  10. Feb 8, 2014 #9

    utkarshakash

    User Avatar
    Gold Member

    Are you trying to say that [itex]\vec{v} = \omega R ( -sin \omega t \vec{i} + cos \omega t \vec{j} )[/itex]

    The four options are
    [itex] \pi / 3 \omega \\ 5 \pi / 3 \omega \\ 7 \pi / 3 \omega \\ 8 \pi / 3 \omega \\ [/itex]
     
  11. Feb 8, 2014 #10

    haruspex

    User Avatar
    Science Advisor
    Homework Helper
    Gold Member
    2016 Award

    Yes. What does that give you?
     
  12. Jul 4, 2014 #11
    Why is it not equivalent to a continuous ring of circulating charge ? I am not able to differentiate between the two .What is wrong with treating a rotating point charge q as equivalent to current given by i = qω/2π ?

    Many Thanks
     
    Last edited: Jul 4, 2014
  13. Jul 5, 2014 #12

    Dick

    User Avatar
    Science Advisor
    Homework Helper

    A continuous ring of circulating charge wouldn't produce a time-varying field. It always looks the same. A lump of charge moving in a circle will.
     
  14. Jul 6, 2014 #13

    Sorry . I didn't understand much .

    Could you explain in a little simpler terms why a ring of charge is a current but not a point charge ?

    Thanks
     
  15. Jul 6, 2014 #14

    Dick

    User Avatar
    Science Advisor
    Homework Helper

    If you have a single charge moving around a circle when you look at the circle at different times then you will see the charge in a different place at each time. This means the fields will be different at different times. If it's a continuous ring of charge smeared around the circle then it looks the same at all times. So the fields don't depend on time.
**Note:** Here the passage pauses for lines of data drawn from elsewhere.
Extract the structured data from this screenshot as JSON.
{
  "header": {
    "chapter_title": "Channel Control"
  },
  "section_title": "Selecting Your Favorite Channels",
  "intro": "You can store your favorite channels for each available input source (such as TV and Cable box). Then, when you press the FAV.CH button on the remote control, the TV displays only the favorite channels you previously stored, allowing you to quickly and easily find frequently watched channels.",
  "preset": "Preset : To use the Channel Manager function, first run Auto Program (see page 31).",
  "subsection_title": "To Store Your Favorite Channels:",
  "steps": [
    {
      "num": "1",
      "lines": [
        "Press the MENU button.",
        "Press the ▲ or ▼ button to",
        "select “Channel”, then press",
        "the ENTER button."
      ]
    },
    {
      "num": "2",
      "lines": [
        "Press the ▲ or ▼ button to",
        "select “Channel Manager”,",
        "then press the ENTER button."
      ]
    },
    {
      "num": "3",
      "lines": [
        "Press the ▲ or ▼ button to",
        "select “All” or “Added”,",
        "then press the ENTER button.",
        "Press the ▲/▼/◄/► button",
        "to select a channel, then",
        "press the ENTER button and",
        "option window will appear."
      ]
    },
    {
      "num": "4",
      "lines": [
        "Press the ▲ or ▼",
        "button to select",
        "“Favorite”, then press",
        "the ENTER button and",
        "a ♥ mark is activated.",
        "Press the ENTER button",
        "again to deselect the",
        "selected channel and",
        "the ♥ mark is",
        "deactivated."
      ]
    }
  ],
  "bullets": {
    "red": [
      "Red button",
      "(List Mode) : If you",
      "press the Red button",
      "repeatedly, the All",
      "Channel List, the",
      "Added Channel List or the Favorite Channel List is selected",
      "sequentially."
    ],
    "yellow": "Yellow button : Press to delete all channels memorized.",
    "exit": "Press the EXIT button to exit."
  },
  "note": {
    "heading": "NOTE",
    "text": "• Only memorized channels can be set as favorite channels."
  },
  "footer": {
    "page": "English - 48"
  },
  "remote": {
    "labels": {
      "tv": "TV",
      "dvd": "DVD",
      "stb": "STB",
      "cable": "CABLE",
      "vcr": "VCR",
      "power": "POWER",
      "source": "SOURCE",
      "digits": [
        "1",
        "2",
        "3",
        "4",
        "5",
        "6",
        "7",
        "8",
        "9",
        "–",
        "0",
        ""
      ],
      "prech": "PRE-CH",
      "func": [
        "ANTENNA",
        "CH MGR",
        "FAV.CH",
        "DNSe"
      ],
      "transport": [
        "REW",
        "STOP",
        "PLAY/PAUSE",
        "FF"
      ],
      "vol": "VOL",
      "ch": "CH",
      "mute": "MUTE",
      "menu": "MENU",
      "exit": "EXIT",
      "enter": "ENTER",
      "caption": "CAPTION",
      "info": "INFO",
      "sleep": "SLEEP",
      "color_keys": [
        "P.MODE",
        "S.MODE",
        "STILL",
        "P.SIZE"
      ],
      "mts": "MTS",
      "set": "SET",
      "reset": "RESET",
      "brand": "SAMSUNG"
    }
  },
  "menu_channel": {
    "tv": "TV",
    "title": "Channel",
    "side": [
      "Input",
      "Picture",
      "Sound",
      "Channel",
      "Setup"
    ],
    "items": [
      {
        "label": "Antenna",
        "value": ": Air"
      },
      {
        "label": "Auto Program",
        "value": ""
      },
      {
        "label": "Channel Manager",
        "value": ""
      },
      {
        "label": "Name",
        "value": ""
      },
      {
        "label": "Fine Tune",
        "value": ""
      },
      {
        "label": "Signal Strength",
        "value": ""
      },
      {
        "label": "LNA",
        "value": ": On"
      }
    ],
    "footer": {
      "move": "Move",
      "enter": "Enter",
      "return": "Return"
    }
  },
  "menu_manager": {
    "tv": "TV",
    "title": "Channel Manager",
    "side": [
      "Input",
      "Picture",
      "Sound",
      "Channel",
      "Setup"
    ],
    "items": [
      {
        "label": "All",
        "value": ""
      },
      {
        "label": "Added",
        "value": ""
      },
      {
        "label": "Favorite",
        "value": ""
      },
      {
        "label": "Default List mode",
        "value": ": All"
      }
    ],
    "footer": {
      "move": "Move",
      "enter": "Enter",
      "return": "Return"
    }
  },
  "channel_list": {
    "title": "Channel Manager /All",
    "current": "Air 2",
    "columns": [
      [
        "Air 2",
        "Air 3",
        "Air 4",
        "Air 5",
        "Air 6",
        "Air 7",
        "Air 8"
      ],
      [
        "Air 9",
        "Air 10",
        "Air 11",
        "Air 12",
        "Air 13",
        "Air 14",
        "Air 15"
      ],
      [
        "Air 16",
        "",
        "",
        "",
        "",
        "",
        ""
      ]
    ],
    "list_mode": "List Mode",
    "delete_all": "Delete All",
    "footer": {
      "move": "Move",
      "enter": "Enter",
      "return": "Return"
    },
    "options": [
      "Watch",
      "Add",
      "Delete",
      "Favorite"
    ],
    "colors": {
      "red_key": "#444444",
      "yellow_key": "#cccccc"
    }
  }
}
There's just a circulating current.
     
  16. Jul 7, 2014 #15
    Thanks .

    I have understood the difference between a ring of charge and point charge in terms of magnetic field .

    But how do I understand it in terms of the definition of current i.e - rate of charge flow through a cross section ? Don't you think if we go by this definition ,then a point charge is crossing a cross section after a fixed time t = 2π/ω ,hence a current ?

    Thanks for your patience :)
     
  17. Jul 7, 2014 #16

    Delta²

    User Avatar
    Gold Member

    I think (not sure though) that it is about the instanteneous rate of charge flow versus the average rate of charge flow. If q is the charge of the point particle, the average rate of charge flow for Δt=2π/ω will be the same for all the points in circle and equal to qω/2π , however the instanteneous rate of charge flow for a point of the circle at angle phi will be qω/2π only for discrete times t_n=(2nπ+phi)/ω, and will be zero for any other time t.
     
  18. Jul 7, 2014 #17

    Dick

    User Avatar
    Science Advisor
    Homework Helper

    Yes, it's a current. It's not a continuous current. You can approximate it as a continuous current if you want the average values of the fields over a whole rotation and not instantaneous values.
     
  19. Jul 7, 2014 #18

    TSny

    User Avatar
    Homework Helper
    Gold Member

    Vibhor,

    You have indicated elsewhere that you are a high school student. Here is a video that reviews how to find the magnetic field of a moving point charge.



    It is at the high school level (AP Physics). See if you can apply the concepts discussed there to the problem you are trying to work. The formula discussed here is the same as given in Berkeman's link. (Post #6)

    [If the charge is moving very fast, then the field becomes much more complicated. But, from the given choices of answers, I don't think you are expected to worry about that. Assume that the equation given in the video is applicable.]
     
    Last edited by a moderator: Sep 25, 2014
  20. Jul 7, 2014 #19

    TSny

    User Avatar
    Homework Helper
    Gold Member

    Although it is not clear from the wording of the problem, the line CQ lies in the plane of the circle.
     
  21. Jul 7, 2014 #20
    Thank you TSny .
     
Know someone interested in this topic? Share this thread via Reddit, Google+, Twitter, or Facebook

Have something to add?
Draft saved Draft deleted